A few months ago I attended a family wedding. It was a beautiful occasion with great attention to detail. One aspect that supported this was the appointment of table captains, the idea being that one person would attend to the needs of their fellow guests and ensure that everything was running smoothly at each table.
Personally, being a table captain was interesting. As someone who has been used to taking a back seat and letting things happen, being appointed to the captain’s role required quite a change in my approach. No longer could I just let the event wash over me, I had to be attentive to the needs of the other guests and be engaged in the process of ensuring things were running smoothly.
It made me reflect on my wider participation in life, how each moment I can be that table captain, taking responsibility for how others are, tending to the needs of people around us: not at the expense of our own wellbeing of course, but definitely there is an exquisite opportunity to care for and be proactively in the service of others.

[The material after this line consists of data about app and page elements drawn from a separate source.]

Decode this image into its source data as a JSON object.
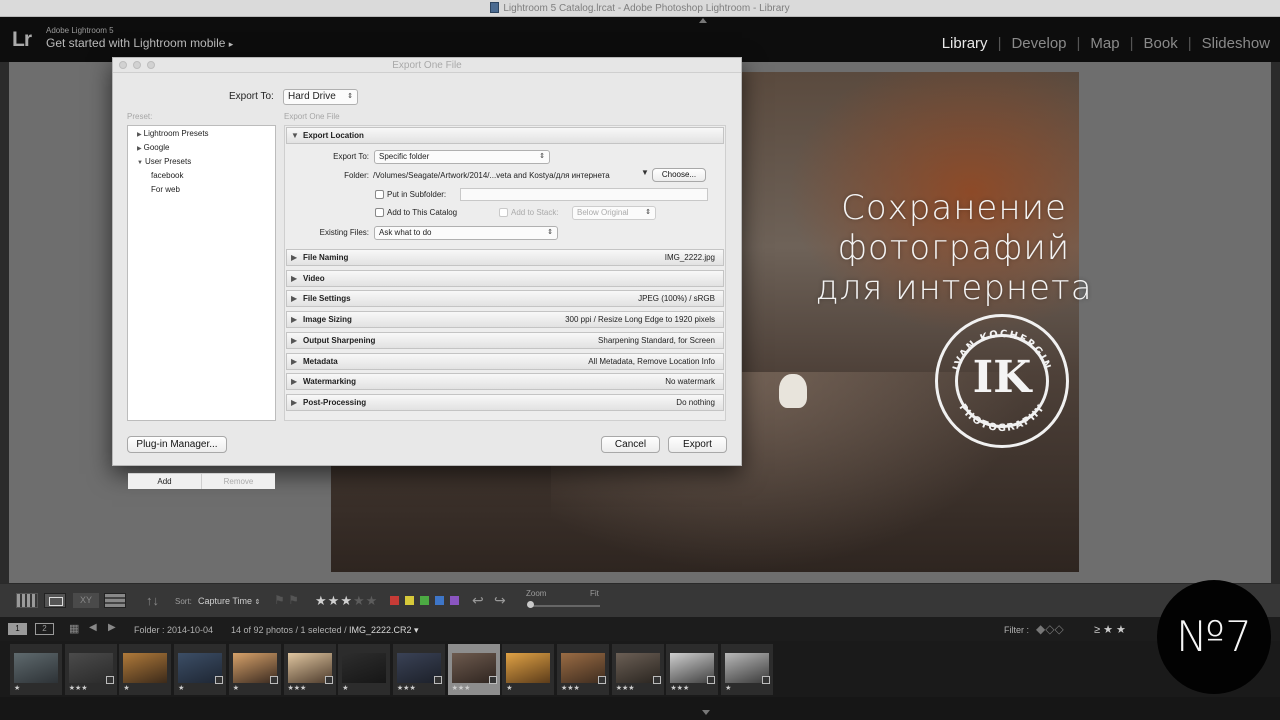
{
  "window": {
    "title": "Lightroom 5 Catalog.lrcat - Adobe Photoshop Lightroom - Library"
  },
  "identity": {
    "logo": "Lr",
    "product": "Adobe Lightroom 5",
    "mobile": "Get started with Lightroom mobile",
    "mobile_arrow": "▸"
  },
  "modules": [
    "Library",
    "Develop",
    "Map",
    "Book",
    "Slideshow"
  ],
  "active_module": "Library",
  "overlay": {
    "line1": "Сохранение фотографий",
    "line2": "для интернета",
    "badge": "№7",
    "logo_initials": "IK",
    "logo_top_text": "IVAN KOCHERGIN",
    "logo_bottom_text": "PHOTOGRAPHY"
  },
  "dialog": {
    "title": "Export One File",
    "export_to_label": "Export To:",
    "export_to_value": "Hard Drive",
    "preset_label": "Preset:",
    "subtitle": "Export One File",
    "presets": [
      {
        "label": "Lightroom Presets",
        "expanded": false,
        "indent": 0
      },
      {
        "label": "Google",
        "expanded": false,
        "indent": 0
      },
      {
        "label": "User Presets",
        "expanded": true,
        "indent": 0
      },
      {
        "label": "facebook",
        "indent": 1
      },
      {
        "label": "For web",
        "indent": 1
      }
    ],
    "add_label": "Add",
    "remove_label": "Remove",
    "export_location": {
      "title": "Export Location",
      "export_to_label": "Export To:",
      "export_to_value": "Specific folder",
      "folder_label": "Folder:",
      "folder_value": "/Volumes/Seagate/Artwork/2014/...veta and Kostya/для интернета",
      "choose_label": "Choose...",
      "subfolder_label": "Put in Subfolder:",
      "add_catalog_label": "Add to This Catalog",
      "add_stack_label": "Add to Stack:",
      "stack_value": "Below Original",
      "existing_label": "Existing Files:",
      "existing_value": "Ask what to do"
    },
    "sections": [
      {
        "title": "File Naming",
        "summary": "IMG_2222.jpg"
      },
      {
        "title": "Video",
        "summary": ""
      },
      {
        "title": "File Settings",
        "summary": "JPEG (100%) / sRGB"
      },
      {
        "title": "Image Sizing",
        "summary": "300 ppi / Resize Long Edge to 1920 pixels"
      },
      {
        "title": "Output Sharpening",
        "summary": "Sharpening Standard, for Screen"
      },
      {
        "title": "Metadata",
        "summary": "All Metadata, Remove Location Info"
      },
      {
        "title": "Watermarking",
        "summary": "No watermark"
      },
      {
        "title": "Post-Processing",
        "summary": "Do nothing"
      }
    ],
    "plugin_label": "Plug-in Manager...",
    "cancel_label": "Cancel",
    "export_label": "Export"
  },
  "toolbar": {
    "sort_label": "Sort:",
    "sort_value": "Capture Time",
    "rating_stars": 3,
    "zoom_label": "Zoom",
    "fit_label": "Fit",
    "colors": [
      "#c63b36",
      "#d6c93a",
      "#4caa43",
      "#3e76c8",
      "#8a55c0"
    ]
  },
  "filmbar": {
    "screen1": "1",
    "screen2": "2",
    "folder": "Folder : 2014-10-04",
    "info": "14 of 92 photos / 1 selected /",
    "file": "IMG_2222.CR2 ▾",
    "filter_label": "Filter :",
    "filter_op": "≥"
  },
  "thumbnails": [
    {
      "rating": "★",
      "c1": "#5f6a6e",
      "c2": "#2d3236",
      "badge": false
    },
    {
      "rating": "★★★",
      "c1": "#4b4b4b",
      "c2": "#2a2a2a",
      "badge": true
    },
    {
      "rating": "★",
      "c1": "#b07a3a",
      "c2": "#3c2a1a",
      "badge": false
    },
    {
      "rating": "★",
      "c1": "#3c4e66",
      "c2": "#1e2633",
      "badge": true
    },
    {
      "rating": "★",
      "c1": "#d7a26a",
      "c2": "#3a2a20",
      "badge": true
    },
    {
      "rating": "★★★",
      "c1": "#e0c6a0",
      "c2": "#4d3b2c",
      "badge": true
    },
    {
      "rating": "★",
      "c1": "#2d2d2d",
      "c2": "#161616",
      "badge": false
    },
    {
      "rating": "★★★",
      "c1": "#3a4256",
      "c2": "#1c2029",
      "badge": true
    },
    {
      "rating": "★★★",
      "c1": "#6d5a4e",
      "c2": "#2f2520",
      "badge": true,
      "selected": true
    },
    {
      "rating": "★",
      "c1": "#e0a245",
      "c2": "#5c3c1a",
      "badge": false
    },
    {
      "rating": "★★★",
      "c1": "#9a6c44",
      "c2": "#3e2c1f",
      "badge": true
    },
    {
      "rating": "★★★",
      "c1": "#6b5f55",
      "c2": "#2a2520",
      "badge": true
    },
    {
      "rating": "★★★",
      "c1": "#cfcfcf",
      "c2": "#404040",
      "badge": true
    },
    {
      "rating": "★",
      "c1": "#b9b9b9",
      "c2": "#3a3a3a",
      "badge": true
    }
  ]
}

Or to put it another way, “get ourselves out of the way,” a term I first heard described by Serge Benhayon.
I also considered how the more I take on the role of table captain in my life, the less anxiousness takes hold as the presence we feel in ourselves becomes stronger. A perfect example of this arises in daily meetings. If I go into a meeting knowing I am not the chair or not the lead on a project, do I sit back and say, “Well, that person is leading, what are they going to come up with?” or do I play my table captain role and see myself as equally responsible for what unfolds, regardless of the picture of what my role is, not being the appointed ‘leader.’
In such a scenario, when I have taken responsibility, my energy levels and enjoyment have both skyrocketed, and I have felt the positive impact I have had on those around me.

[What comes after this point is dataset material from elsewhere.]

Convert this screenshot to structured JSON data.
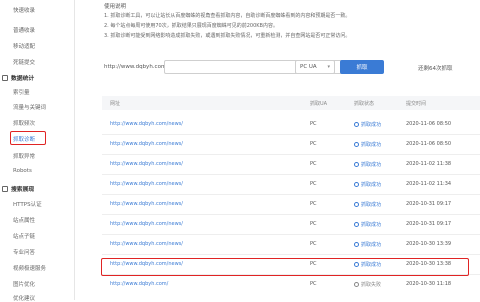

This scenario could be related to any aspect of life and the wider societies we all live in. Do we say, “That’s someone else’s job,” or “Can’t someone else do it?” or do we initiate, take the lead, set the example, make things happen, and stand up for it when we know something is corrupt, not true, or just needs doing?
And if we are someone who is used to leading, the opposite can be true. We can provide support to others to take the lead – a table captain gently inspiring others to be captains too. The most beautiful thing about being the table captain is that we are tending to the needs of others, yet we are nourished deeply from the way we then allow ourselves to naturally be.
By Stephen Gammack, Sydney